Using the records below, find every line that includes "젖병등대" and copy it.

• [Web page and app entries]:
════

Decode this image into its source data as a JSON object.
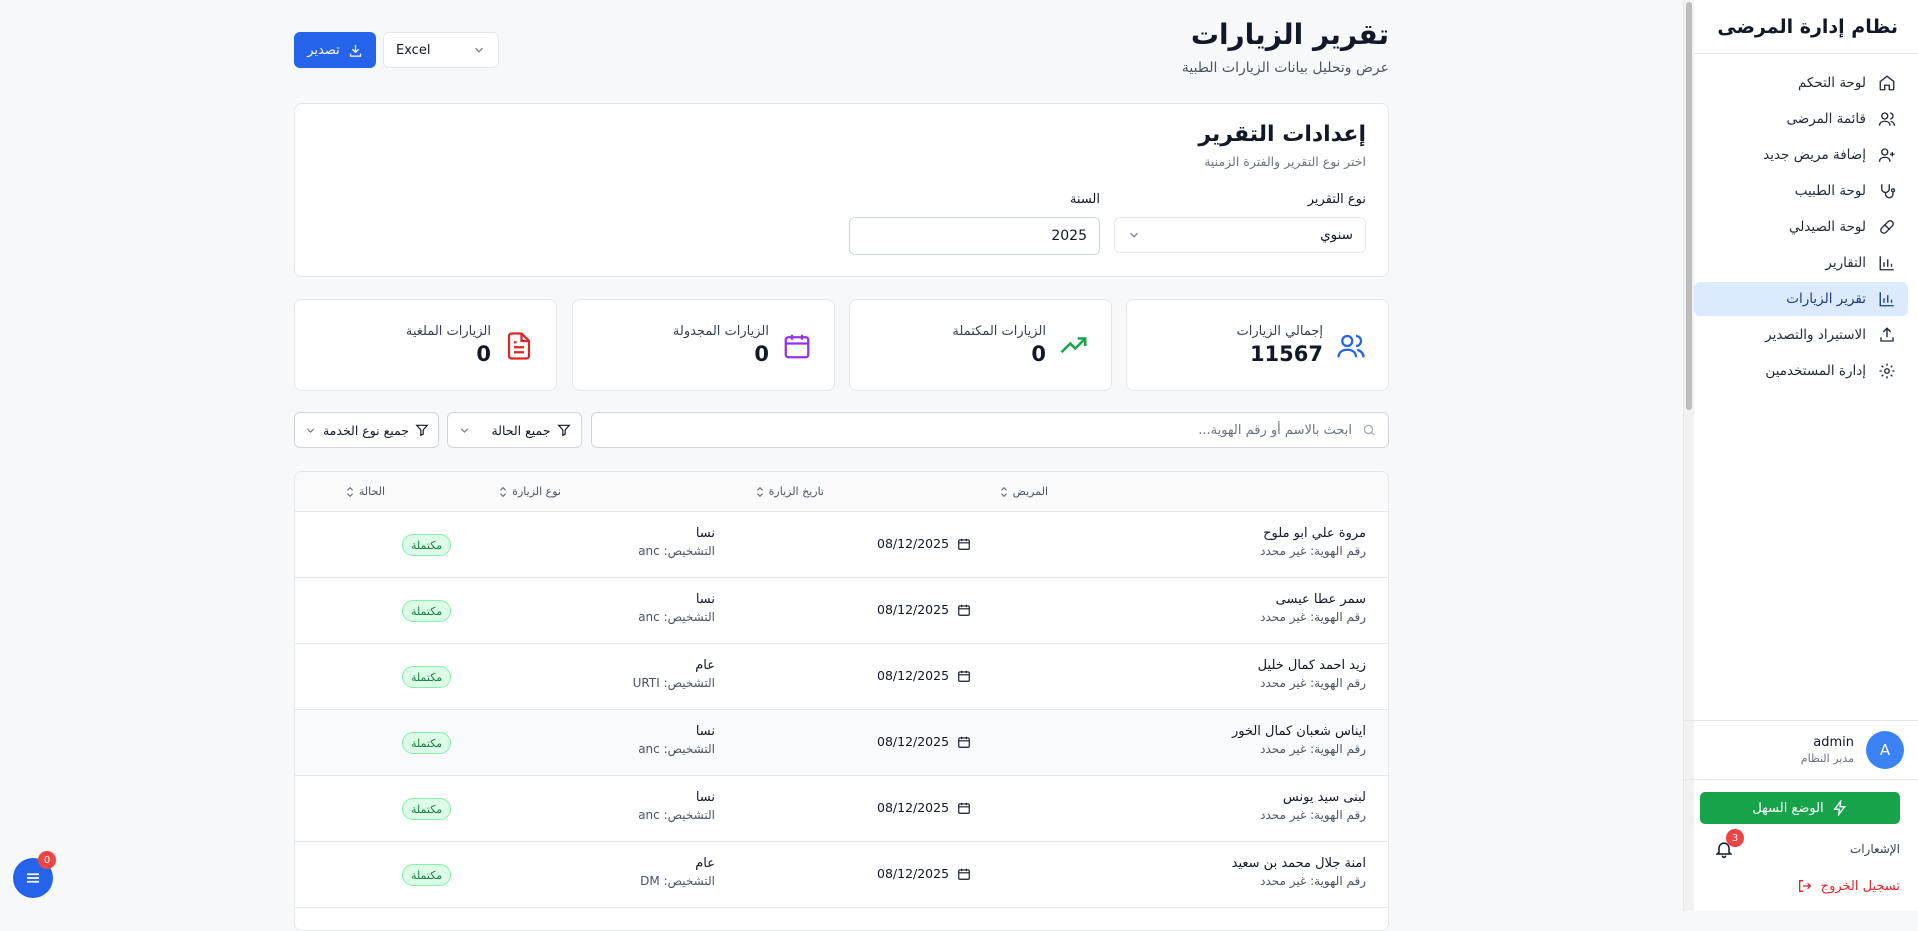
{
  "sidebar": {
    "title": "نظام إدارة المرضى",
    "items": [
      {
        "label": "لوحة التحكم",
        "icon": "home-icon"
      },
      {
        "label": "قائمة المرضى",
        "icon": "users-icon"
      },
      {
        "label": "إضافة مريض جديد",
        "icon": "user-plus-icon"
      },
      {
        "label": "لوحة الطبيب",
        "icon": "stethoscope-icon"
      },
      {
        "label": "لوحة الصيدلي",
        "icon": "pill-icon"
      },
      {
        "label": "التقارير",
        "icon": "bar-chart-icon"
      },
      {
        "label": "تقرير الزيارات",
        "icon": "bar-chart-icon",
        "active": true
      },
      {
        "label": "الاستيراد والتصدير",
        "icon": "upload-icon"
      },
      {
        "label": "إدارة المستخدمين",
        "icon": "gear-icon"
      }
    ],
    "user": {
      "initial": "A",
      "name": "admin",
      "role": "مدير النظام"
    },
    "easy_mode": "الوضع السهل",
    "notifications_label": "الإشعارات",
    "notifications_count": "3",
    "logout": "تسجيل الخروج"
  },
  "header": {
    "title": "تقرير الزيارات",
    "subtitle": "عرض وتحليل بيانات الزيارات الطبية",
    "export_label": "تصدير",
    "format_value": "Excel"
  },
  "settings": {
    "title": "إعدادات التقرير",
    "subtitle": "اختر نوع التقرير والفترة الزمنية",
    "type_label": "نوع التقرير",
    "type_value": "سنوي",
    "year_label": "السنة",
    "year_value": "2025"
  },
  "stats": [
    {
      "label": "إجمالي الزيارات",
      "value": "11567",
      "icon": "users-icon",
      "color": "#2563eb"
    },
    {
      "label": "الزيارات المكتملة",
      "value": "0",
      "icon": "trending-up-icon",
      "color": "#16a34a"
    },
    {
      "label": "الزيارات المجدولة",
      "value": "0",
      "icon": "calendar-icon",
      "color": "#9333ea"
    },
    {
      "label": "الزيارات الملغية",
      "value": "0",
      "icon": "file-text-icon",
      "color": "#dc2626"
    }
  ],
  "filters": {
    "search_placeholder": "ابحث بالاسم أو رقم الهوية...",
    "status_filter": "جميع الحالة",
    "service_filter": "جميع نوع الخدمة"
  },
  "table": {
    "columns": {
      "patient": "المريض",
      "date": "تاريخ الزيارة",
      "type": "نوع الزيارة",
      "status": "الحالة"
    },
    "rows": [
      {
        "name": "مروة علي ابو ملوح",
        "id_text": "رقم الهوية: غير محدد",
        "date": "08/12/2025",
        "type": "نسا",
        "diagnosis": "التشخيص: anc",
        "status": "مكتملة"
      },
      {
        "name": "سمر عطا عيسى",
        "id_text": "رقم الهوية: غير محدد",
        "date": "08/12/2025",
        "type": "نسا",
        "diagnosis": "التشخيص: anc",
        "status": "مكتملة"
      },
      {
        "name": "زيد احمد كمال خليل",
        "id_text": "رقم الهوية: غير محدد",
        "date": "08/12/2025",
        "type": "عام",
        "diagnosis": "التشخيص: URTI",
        "status": "مكتملة"
      },
      {
        "name": "ايناس شعبان كمال الخور",
        "id_text": "رقم الهوية: غير محدد",
        "date": "08/12/2025",
        "type": "نسا",
        "diagnosis": "التشخيص: anc",
        "status": "مكتملة"
      },
      {
        "name": "لبنى سيد يونس",
        "id_text": "رقم الهوية: غير محدد",
        "date": "08/12/2025",
        "type": "نسا",
        "diagnosis": "التشخيص: anc",
        "status": "مكتملة"
      },
      {
        "name": "امنة جلال محمد بن سعيد",
        "id_text": "رقم الهوية: غير محدد",
        "date": "08/12/2025",
        "type": "عام",
        "diagnosis": "التشخيص: DM",
        "status": "مكتملة"
      }
    ]
  },
  "fab": {
    "badge": "0"
  }
}
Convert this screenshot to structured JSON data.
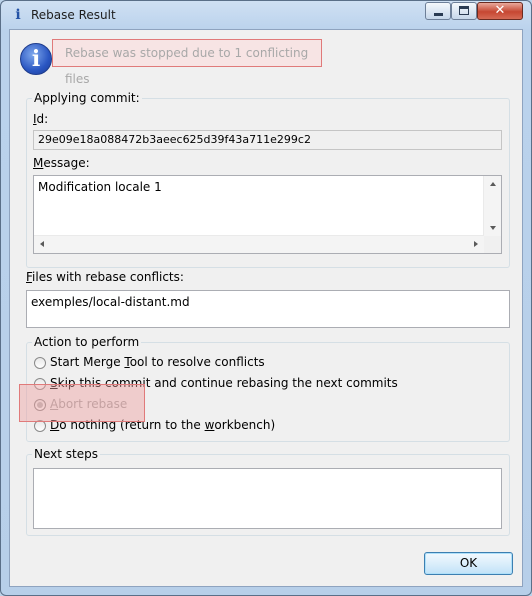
{
  "window": {
    "title": "Rebase Result",
    "close_glyph": "✕"
  },
  "message": "Rebase was stopped due to 1 conflicting files",
  "applying_commit": {
    "group_title": "Applying commit:",
    "id_label": "Id:",
    "id_value": "29e09e18a088472b3aeec625d39f43a711e299c2",
    "message_label": "Message:",
    "message_value": "Modification locale 1"
  },
  "conflicts": {
    "label": "Files with rebase conflicts:",
    "files": [
      "exemples/local-distant.md"
    ]
  },
  "action": {
    "group_title": "Action to perform",
    "options": [
      {
        "label": "Start Merge Tool to resolve conflicts",
        "checked": false,
        "enabled": true
      },
      {
        "label": "Skip this commit and continue rebasing the next commits",
        "checked": false,
        "enabled": true
      },
      {
        "label": "Abort rebase",
        "checked": true,
        "enabled": false
      },
      {
        "label": "Do nothing (return to the workbench)",
        "checked": false,
        "enabled": true
      }
    ]
  },
  "next_steps": {
    "group_title": "Next steps",
    "value": ""
  },
  "buttons": {
    "ok": "OK"
  },
  "icons": {
    "title": "info-icon",
    "message": "info-icon"
  },
  "colors": {
    "highlight": "#e07a7a",
    "disabled_text": "#a3a3a3"
  }
}
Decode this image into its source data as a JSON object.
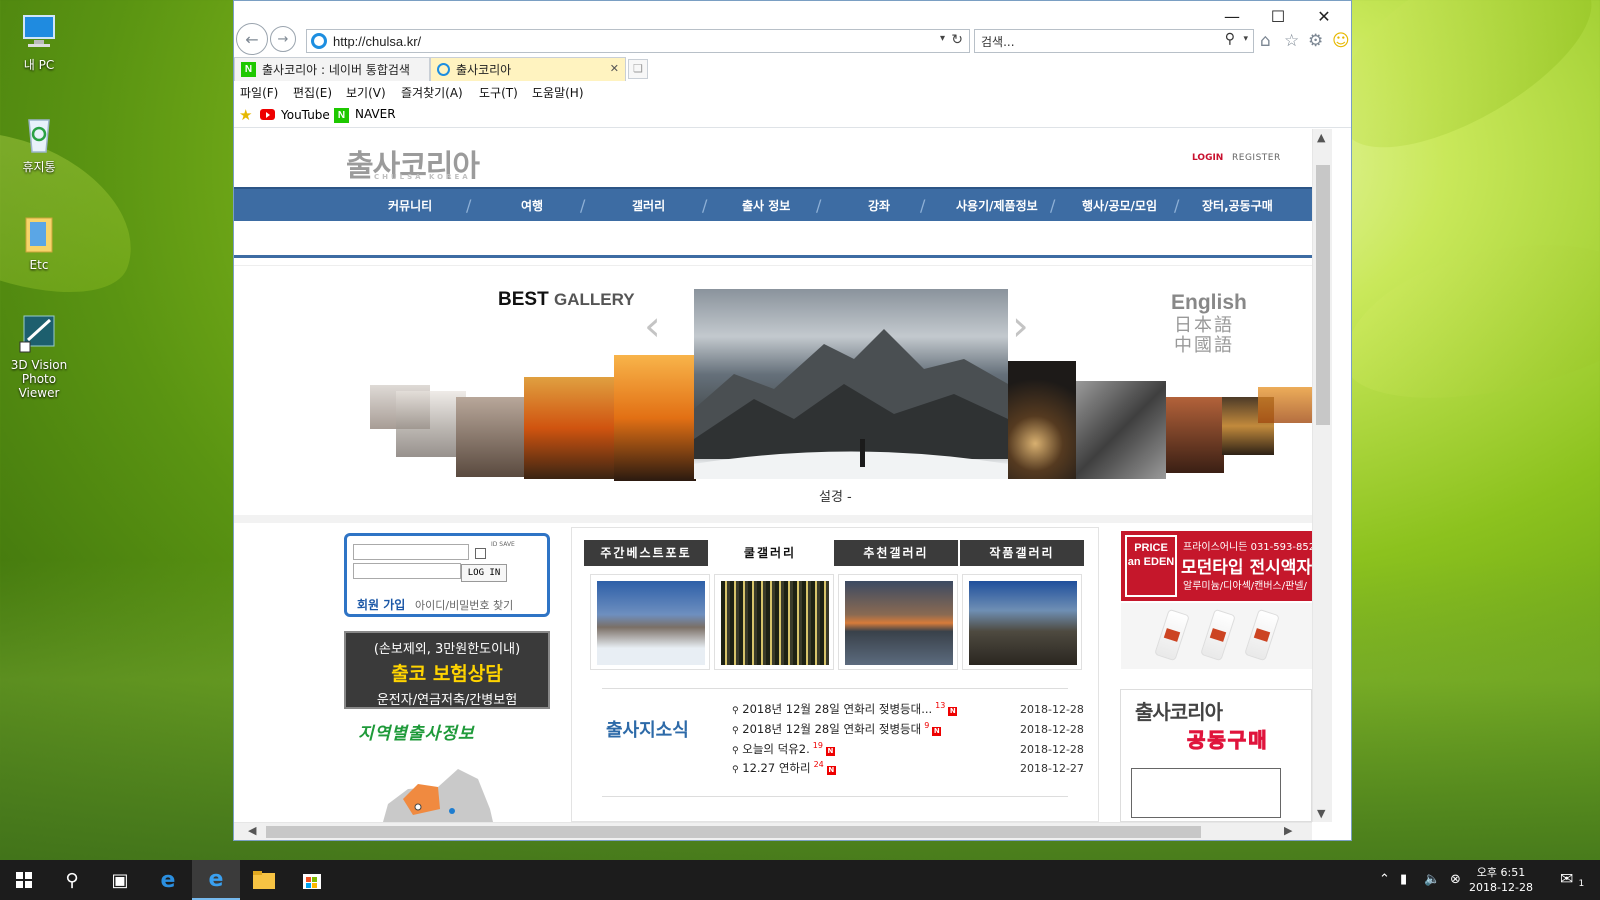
{
  "desktop": {
    "icons": [
      {
        "label": "내 PC",
        "icon": "monitor-icon"
      },
      {
        "label": "휴지통",
        "icon": "recycle-bin-icon"
      },
      {
        "label": "Etc",
        "icon": "folder-icon"
      },
      {
        "label": "3D Vision Photo Viewer",
        "icon": "3d-vision-icon"
      }
    ]
  },
  "browser": {
    "url": "http://chulsa.kr/",
    "search_placeholder": "검색...",
    "tabs": [
      {
        "label": "출사코리아 : 네이버 통합검색",
        "icon": "naver-icon",
        "active": false
      },
      {
        "label": "출사코리아",
        "icon": "ie-icon",
        "active": true
      }
    ],
    "menu": [
      "파일(F)",
      "편집(E)",
      "보기(V)",
      "즐겨찾기(A)",
      "도구(T)",
      "도움말(H)"
    ],
    "favorites": [
      {
        "label": "YouTube",
        "icon": "youtube-icon"
      },
      {
        "label": "NAVER",
        "icon": "naver-icon"
      }
    ]
  },
  "site": {
    "logo": "출사코리아",
    "logo_sub": "CHULSA KOREA",
    "login_link": "LOGIN",
    "register_link": "REGISTER",
    "nav": [
      "커뮤니티",
      "여행",
      "갤러리",
      "출사 정보",
      "강좌",
      "사용기/제품정보",
      "행사/공모/모임",
      "장터,공동구매"
    ],
    "gallery_title_bold": "BEST",
    "gallery_title_rest": "GALLERY",
    "gallery_caption": "설경 -",
    "languages": [
      "English",
      "日本語",
      "中國語"
    ],
    "login_box": {
      "id_save": "ID SAVE",
      "login_button": "LOG IN",
      "join": "회원 가입",
      "find": "아이디/비밀번호 찾기"
    },
    "insurance": {
      "line1": "(손보제외, 3만원한도이내)",
      "line2": "출코 보험상담",
      "line3": "운전자/연금저축/간병보험"
    },
    "region_title": "지역별출사정보",
    "gallery_tabs": [
      "주간베스트포토",
      "쿨갤러리",
      "추천갤러리",
      "작품갤러리"
    ],
    "news": {
      "title": "출사지소식",
      "items": [
        {
          "text": "2018년 12월 28일 연화리 젖병등대...",
          "count": "13",
          "date": "2018-12-28"
        },
        {
          "text": "2018년 12월 28일 연화리 젖병등대",
          "count": "9",
          "date": "2018-12-28"
        },
        {
          "text": "오늘의 덕유2.",
          "count": "19",
          "date": "2018-12-28"
        },
        {
          "text": "12.27 연하리",
          "count": "24",
          "date": "2018-12-27"
        }
      ]
    },
    "ads": {
      "price_box": "PRICE an EDEN",
      "price_phone": "프라이스어니든 031-593-852",
      "price_title": "모던타입 전시액자",
      "price_sub": "알루미늄/디아섹/캔버스/판넬/",
      "group_buy_title": "출사코리아",
      "group_buy_sub": "공동구매"
    }
  },
  "taskbar": {
    "time": "오후 6:51",
    "date": "2018-12-28",
    "notification_count": "1"
  }
}
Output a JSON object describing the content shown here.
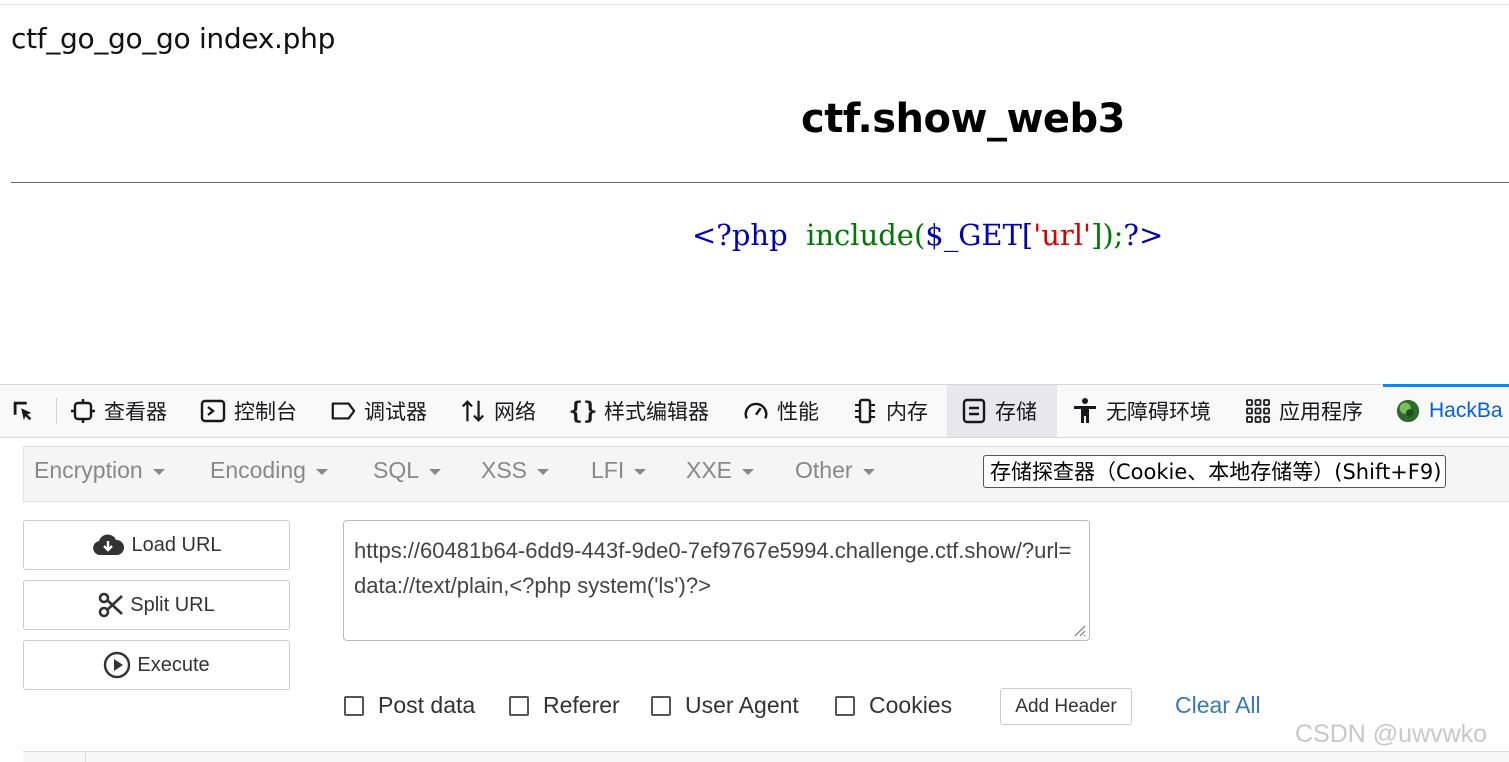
{
  "page": {
    "header_text": "ctf_go_go_go index.php",
    "title": "ctf.show_web3",
    "code": {
      "open": "<?php ",
      "func": "include(",
      "var": "$_GET[",
      "str": "'url'",
      "close_bracket": "]);",
      "end": "?>"
    }
  },
  "devtools": {
    "tabs": [
      {
        "label": "查看器",
        "icon": "inspector-icon"
      },
      {
        "label": "控制台",
        "icon": "console-icon"
      },
      {
        "label": "调试器",
        "icon": "debugger-icon"
      },
      {
        "label": "网络",
        "icon": "network-icon"
      },
      {
        "label": "样式编辑器",
        "icon": "style-editor-icon"
      },
      {
        "label": "性能",
        "icon": "performance-icon"
      },
      {
        "label": "内存",
        "icon": "memory-icon"
      },
      {
        "label": "存储",
        "icon": "storage-icon",
        "active": true
      },
      {
        "label": "无障碍环境",
        "icon": "accessibility-icon"
      },
      {
        "label": "应用程序",
        "icon": "application-icon"
      },
      {
        "label": "HackBa",
        "icon": "hackbar-icon"
      }
    ],
    "tooltip": "存储探查器（Cookie、本地存储等）(Shift+F9)"
  },
  "hackbar": {
    "menus": [
      "Encryption",
      "Encoding",
      "SQL",
      "XSS",
      "LFI",
      "XXE",
      "Other"
    ],
    "buttons": {
      "load": "Load URL",
      "split": "Split URL",
      "execute": "Execute"
    },
    "url_value": "https://60481b64-6dd9-443f-9de0-7ef9767e5994.challenge.ctf.show/?url=data://text/plain,<?php system('ls')?>",
    "options": [
      "Post data",
      "Referer",
      "User Agent",
      "Cookies"
    ],
    "add_header": "Add Header",
    "clear_all": "Clear All"
  },
  "watermark": "CSDN @uwvwko",
  "colors": {
    "php_blue": "#0000bb",
    "php_green": "#007700",
    "php_red": "#dd0000",
    "hackbar_accent": "#0a84ff",
    "link": "#337ab7"
  }
}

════

• [Solution for this exercise]:
          "text": "2018년 12월 28일 연화리 젖병등대...",
          "text": "2018년 12월 28일 연화리 젖병등대",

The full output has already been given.